Dataset excerpts:
* * *

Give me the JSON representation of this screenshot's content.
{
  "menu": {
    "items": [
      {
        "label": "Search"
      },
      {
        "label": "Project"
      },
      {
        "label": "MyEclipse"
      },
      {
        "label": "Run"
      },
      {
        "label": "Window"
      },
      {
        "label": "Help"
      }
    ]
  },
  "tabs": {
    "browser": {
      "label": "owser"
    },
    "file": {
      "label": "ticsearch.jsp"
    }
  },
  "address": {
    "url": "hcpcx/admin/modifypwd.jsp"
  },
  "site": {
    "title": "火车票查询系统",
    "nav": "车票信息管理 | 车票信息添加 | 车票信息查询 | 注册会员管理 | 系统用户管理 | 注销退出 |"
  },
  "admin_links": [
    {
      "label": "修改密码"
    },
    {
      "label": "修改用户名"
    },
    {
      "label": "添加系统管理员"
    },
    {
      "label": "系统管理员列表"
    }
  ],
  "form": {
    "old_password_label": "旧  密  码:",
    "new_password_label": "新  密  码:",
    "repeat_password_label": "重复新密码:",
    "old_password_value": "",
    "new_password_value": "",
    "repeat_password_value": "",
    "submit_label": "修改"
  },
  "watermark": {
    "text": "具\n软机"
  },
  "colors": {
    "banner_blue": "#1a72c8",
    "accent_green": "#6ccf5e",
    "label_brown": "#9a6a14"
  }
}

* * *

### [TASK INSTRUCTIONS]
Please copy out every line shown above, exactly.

### [OUTPUT]
Give me the JSON representation of this screenshot's content.
{
  "menu": {
    "items": [
      {
        "label": "Search"
      },
      {
        "label": "Project"
      },
      {
        "label": "MyEclipse"
      },
      {
        "label": "Run"
      },
      {
        "label": "Window"
      },
      {
        "label": "Help"
      }
    ]
  },
  "tabs": {
    "browser": {
      "label": "owser"
    },
    "file": {
      "label": "ticsearch.jsp"
    }
  },
  "address": {
    "url": "hcpcx/admin/modifypwd.jsp"
  },
  "site": {
    "title": "火车票查询系统",
    "nav": "车票信息管理 | 车票信息添加 | 车票信息查询 | 注册会员管理 | 系统用户管理 | 注销退出 |"
  },
  "admin_links": [
    {
      "label": "修改密码"
    },
    {
      "label": "修改用户名"
    },
    {
      "label": "添加系统管理员"
    },
    {
      "label": "系统管理员列表"
    }
  ],
  "form": {
    "old_password_label": "旧  密  码:",
    "new_password_label": "新  密  码:",
    "repeat_password_label": "重复新密码:",
    "old_password_value": "",
    "new_password_value": "",
    "repeat_password_value": "",
    "submit_label": "修改"
  },
  "watermark": {
    "text": "具\n软机"
  },
  "colors": {
    "banner_blue": "#1a72c8",
    "accent_green": "#6ccf5e",
    "label_brown": "#9a6a14"
  }
}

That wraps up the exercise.